The sulaire (solan goose or gannet) is an iconic bird of Hiort and to its people it was a vital food and economic resource. The young women of Hiort had a particularly close relationship with these birds. Each season they were rowed across the 3 miles of ocean from the main island of Hirta to the towering cliffs of Boreray where they made camp and climbed the treacherous cliffs to collect the birds' eggs.
The women always wore shawls: worn as a headscarf, they were of vital importance for keeping their hair from impairing their vision as they worked, and indeed, all Hebridean wore them as protection against the wind. They were generally worn around the shoulders for extra warmth on still days and indoors. They were also the most individual of garments worn by women; being of simple construction it was easy to add a decorative or colourful touch to otherwise plain and uniform clothing. So I felt it was appropriate to make a shawl as the first of my Hiort designs.

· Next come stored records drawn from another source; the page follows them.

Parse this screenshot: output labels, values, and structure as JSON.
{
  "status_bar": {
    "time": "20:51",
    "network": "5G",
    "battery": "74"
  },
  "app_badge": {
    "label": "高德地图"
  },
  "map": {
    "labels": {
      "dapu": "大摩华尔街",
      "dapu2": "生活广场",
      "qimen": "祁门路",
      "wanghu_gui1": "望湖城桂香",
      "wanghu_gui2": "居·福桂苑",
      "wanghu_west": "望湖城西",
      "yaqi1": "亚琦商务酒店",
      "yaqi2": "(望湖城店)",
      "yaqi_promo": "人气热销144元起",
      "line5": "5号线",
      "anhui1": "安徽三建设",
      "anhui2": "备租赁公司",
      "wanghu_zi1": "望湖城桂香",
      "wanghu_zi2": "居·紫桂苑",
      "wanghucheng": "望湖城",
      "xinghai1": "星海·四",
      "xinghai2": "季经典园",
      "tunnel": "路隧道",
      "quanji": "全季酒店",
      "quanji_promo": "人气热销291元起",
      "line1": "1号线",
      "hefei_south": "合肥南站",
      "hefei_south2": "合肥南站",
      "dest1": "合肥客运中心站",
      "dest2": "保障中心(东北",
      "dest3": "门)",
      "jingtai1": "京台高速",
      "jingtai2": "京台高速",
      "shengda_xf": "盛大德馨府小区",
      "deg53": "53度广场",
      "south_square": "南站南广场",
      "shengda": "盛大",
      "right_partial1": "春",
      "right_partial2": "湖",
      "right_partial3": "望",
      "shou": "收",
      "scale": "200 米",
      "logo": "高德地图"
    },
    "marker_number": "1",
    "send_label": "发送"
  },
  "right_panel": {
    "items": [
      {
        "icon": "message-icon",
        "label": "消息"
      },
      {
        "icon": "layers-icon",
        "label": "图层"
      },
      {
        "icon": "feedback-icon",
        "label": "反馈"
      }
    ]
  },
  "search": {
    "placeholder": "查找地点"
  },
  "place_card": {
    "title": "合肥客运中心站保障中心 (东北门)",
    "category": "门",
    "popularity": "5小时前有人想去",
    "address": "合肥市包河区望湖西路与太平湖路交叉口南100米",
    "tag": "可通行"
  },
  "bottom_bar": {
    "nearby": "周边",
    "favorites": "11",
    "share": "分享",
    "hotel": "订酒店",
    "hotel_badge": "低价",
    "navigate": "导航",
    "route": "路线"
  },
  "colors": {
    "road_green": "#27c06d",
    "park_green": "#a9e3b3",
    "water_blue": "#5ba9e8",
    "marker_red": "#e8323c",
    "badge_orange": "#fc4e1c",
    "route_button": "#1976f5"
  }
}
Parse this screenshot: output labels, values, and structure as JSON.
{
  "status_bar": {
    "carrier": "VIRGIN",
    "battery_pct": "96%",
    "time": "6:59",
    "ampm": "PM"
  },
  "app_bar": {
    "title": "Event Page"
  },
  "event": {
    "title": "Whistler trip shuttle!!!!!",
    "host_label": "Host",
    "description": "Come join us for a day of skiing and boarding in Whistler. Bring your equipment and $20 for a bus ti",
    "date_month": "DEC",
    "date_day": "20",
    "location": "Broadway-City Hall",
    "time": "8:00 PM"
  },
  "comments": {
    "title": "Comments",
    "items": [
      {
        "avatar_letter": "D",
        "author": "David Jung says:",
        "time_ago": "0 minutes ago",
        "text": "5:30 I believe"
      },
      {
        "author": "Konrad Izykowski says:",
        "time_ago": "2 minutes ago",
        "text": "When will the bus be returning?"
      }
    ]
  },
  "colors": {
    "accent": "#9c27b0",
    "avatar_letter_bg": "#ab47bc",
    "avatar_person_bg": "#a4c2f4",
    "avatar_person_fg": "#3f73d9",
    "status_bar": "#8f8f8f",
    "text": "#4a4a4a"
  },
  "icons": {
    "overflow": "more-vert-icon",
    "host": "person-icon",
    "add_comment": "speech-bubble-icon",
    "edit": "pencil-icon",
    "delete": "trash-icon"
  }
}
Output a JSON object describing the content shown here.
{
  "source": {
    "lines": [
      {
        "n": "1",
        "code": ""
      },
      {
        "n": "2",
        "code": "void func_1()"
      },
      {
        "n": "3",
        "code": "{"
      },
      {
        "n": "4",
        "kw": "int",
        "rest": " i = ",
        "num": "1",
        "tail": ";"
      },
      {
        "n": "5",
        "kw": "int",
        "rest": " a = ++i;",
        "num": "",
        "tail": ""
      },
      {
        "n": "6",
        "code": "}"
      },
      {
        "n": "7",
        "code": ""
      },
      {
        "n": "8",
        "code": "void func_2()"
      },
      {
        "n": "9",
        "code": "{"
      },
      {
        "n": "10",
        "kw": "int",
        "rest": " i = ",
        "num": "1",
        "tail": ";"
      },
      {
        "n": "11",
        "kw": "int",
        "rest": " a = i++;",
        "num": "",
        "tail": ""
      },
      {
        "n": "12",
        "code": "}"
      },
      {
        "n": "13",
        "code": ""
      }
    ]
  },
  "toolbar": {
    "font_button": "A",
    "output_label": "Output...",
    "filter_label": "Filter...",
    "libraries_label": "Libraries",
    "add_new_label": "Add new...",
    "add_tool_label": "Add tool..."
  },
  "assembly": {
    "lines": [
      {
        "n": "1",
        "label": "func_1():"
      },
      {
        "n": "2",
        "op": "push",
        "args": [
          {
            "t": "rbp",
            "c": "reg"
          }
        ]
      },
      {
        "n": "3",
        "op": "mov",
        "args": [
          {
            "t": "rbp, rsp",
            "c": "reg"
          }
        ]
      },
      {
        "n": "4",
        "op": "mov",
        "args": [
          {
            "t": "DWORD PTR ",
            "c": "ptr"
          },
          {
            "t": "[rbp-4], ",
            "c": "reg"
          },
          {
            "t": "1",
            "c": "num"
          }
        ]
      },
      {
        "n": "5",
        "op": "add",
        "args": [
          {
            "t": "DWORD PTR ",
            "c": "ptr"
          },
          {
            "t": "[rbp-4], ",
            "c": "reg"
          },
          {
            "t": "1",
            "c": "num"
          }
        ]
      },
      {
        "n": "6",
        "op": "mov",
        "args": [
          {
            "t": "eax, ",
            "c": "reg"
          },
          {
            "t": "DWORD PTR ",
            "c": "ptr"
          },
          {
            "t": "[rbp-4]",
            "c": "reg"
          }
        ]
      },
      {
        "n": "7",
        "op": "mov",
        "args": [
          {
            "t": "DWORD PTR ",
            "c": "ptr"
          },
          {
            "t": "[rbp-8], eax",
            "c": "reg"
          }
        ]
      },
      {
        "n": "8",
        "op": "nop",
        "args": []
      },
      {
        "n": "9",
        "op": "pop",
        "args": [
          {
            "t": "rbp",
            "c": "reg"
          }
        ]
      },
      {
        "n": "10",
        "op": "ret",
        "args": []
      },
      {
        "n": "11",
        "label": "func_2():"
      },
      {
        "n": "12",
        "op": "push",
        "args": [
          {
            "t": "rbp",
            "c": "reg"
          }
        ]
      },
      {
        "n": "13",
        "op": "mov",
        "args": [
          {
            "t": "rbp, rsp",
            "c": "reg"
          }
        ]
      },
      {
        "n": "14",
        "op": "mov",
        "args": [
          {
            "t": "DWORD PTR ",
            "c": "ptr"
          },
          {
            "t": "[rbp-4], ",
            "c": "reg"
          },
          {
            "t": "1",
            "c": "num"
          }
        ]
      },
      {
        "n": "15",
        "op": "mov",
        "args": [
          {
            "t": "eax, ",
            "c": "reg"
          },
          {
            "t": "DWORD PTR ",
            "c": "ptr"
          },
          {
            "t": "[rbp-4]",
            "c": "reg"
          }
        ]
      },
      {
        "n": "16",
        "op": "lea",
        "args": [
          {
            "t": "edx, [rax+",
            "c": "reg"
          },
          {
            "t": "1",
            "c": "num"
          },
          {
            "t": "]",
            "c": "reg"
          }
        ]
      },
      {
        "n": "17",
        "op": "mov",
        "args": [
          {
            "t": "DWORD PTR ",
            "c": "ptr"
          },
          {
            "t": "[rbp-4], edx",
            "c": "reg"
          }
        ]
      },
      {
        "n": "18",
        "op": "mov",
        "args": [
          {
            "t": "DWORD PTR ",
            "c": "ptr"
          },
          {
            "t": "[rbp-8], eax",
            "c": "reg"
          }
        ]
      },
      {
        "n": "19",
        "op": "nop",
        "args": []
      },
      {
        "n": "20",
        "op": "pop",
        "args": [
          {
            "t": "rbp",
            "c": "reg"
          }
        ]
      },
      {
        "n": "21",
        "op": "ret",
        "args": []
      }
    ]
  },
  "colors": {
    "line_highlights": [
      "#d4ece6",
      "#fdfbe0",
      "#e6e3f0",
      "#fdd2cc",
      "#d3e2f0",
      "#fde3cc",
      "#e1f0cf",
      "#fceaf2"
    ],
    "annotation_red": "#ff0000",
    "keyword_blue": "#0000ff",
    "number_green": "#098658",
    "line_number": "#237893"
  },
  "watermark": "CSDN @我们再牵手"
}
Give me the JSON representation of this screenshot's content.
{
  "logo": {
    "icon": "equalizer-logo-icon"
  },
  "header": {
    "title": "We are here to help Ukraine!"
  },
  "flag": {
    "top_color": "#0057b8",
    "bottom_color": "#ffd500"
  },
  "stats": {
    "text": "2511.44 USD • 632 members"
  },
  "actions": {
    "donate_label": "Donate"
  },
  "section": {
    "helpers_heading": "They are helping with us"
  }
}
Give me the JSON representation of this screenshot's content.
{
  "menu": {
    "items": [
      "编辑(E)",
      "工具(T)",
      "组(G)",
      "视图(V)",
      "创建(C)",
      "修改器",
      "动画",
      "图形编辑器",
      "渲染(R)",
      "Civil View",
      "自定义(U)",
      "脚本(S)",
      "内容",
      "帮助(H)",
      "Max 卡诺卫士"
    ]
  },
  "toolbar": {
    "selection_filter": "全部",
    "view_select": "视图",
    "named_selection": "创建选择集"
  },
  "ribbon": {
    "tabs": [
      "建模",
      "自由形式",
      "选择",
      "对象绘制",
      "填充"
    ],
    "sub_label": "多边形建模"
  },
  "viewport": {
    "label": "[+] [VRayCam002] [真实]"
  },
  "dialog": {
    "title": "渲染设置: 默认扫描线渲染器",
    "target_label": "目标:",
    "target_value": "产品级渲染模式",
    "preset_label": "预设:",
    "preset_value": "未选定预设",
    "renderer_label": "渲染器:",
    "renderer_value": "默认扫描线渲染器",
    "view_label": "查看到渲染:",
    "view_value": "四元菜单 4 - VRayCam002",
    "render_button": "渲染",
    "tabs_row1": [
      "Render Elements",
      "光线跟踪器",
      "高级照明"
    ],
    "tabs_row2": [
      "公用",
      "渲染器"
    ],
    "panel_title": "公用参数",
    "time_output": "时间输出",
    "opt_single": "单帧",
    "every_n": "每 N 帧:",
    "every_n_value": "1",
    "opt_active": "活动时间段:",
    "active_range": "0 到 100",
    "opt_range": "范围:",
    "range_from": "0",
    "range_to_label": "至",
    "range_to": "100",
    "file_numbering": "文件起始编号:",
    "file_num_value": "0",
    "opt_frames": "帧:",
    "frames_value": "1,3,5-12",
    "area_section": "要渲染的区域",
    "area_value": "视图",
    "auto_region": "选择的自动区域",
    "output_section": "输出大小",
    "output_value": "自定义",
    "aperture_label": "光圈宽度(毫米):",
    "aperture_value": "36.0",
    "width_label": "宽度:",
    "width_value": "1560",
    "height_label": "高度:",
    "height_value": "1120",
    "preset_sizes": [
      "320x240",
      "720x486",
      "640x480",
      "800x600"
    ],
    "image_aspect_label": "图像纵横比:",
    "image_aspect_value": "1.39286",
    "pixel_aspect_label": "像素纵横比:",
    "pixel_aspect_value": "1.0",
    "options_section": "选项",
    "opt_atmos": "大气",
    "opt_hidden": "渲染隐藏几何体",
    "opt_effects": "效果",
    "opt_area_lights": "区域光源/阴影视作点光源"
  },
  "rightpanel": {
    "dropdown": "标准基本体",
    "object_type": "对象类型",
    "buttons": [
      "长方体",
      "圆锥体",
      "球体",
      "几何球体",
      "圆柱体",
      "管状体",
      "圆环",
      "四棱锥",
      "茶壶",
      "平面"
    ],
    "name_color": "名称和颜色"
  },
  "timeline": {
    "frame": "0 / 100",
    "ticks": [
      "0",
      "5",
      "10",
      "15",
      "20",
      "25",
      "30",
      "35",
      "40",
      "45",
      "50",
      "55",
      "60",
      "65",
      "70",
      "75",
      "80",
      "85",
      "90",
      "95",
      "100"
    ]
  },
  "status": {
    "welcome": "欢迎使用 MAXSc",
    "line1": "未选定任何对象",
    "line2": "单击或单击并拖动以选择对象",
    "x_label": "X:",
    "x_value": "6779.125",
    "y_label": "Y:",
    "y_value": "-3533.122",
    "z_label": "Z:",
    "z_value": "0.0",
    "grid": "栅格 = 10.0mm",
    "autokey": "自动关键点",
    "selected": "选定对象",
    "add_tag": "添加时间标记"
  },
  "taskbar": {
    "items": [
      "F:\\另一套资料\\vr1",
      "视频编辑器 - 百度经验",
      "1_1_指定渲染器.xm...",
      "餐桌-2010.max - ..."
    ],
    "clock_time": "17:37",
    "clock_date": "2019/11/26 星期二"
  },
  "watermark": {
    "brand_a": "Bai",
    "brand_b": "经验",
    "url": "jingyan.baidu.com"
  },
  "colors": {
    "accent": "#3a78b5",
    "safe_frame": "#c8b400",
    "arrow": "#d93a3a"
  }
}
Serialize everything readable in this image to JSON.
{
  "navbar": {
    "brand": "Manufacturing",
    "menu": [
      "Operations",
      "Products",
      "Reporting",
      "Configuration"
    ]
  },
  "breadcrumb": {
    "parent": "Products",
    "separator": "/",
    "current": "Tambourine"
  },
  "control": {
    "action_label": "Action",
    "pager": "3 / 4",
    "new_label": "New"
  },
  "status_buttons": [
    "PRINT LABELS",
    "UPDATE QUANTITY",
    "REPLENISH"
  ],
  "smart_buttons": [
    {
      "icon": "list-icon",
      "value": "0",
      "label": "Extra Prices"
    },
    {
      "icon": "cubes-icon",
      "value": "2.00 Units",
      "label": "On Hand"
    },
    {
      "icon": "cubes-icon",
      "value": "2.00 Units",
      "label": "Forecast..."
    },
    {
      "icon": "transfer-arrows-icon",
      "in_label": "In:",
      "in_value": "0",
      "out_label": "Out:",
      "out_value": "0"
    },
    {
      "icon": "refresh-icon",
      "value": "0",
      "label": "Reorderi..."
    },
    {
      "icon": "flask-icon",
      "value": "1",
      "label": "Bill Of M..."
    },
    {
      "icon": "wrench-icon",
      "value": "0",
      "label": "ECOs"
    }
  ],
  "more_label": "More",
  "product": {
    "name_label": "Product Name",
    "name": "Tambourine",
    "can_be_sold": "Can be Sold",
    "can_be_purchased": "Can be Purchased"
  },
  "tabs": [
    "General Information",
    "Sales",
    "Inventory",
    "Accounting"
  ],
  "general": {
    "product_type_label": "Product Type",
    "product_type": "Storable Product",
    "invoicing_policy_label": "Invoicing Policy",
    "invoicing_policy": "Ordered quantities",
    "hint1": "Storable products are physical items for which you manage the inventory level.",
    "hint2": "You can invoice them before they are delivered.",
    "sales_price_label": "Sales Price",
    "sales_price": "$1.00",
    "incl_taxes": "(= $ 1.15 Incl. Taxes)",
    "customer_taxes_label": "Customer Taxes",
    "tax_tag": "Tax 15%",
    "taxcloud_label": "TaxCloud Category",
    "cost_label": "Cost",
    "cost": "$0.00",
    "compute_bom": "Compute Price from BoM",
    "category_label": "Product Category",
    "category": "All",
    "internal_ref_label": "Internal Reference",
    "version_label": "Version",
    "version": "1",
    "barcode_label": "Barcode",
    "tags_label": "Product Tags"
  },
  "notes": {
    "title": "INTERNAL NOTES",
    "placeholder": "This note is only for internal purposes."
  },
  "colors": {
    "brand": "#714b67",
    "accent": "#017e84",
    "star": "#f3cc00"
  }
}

My Sulaire pattern of birds flying in a dynamic formation was the perfect design to decorate the shawl. The combination of strong graphic lines and the feather-lightness of the openwork echoes the the shape of the birds themselves, the sharp lines of their towering clifftop habitat, and the powerful grace of the people who traversed these near-impossible heights.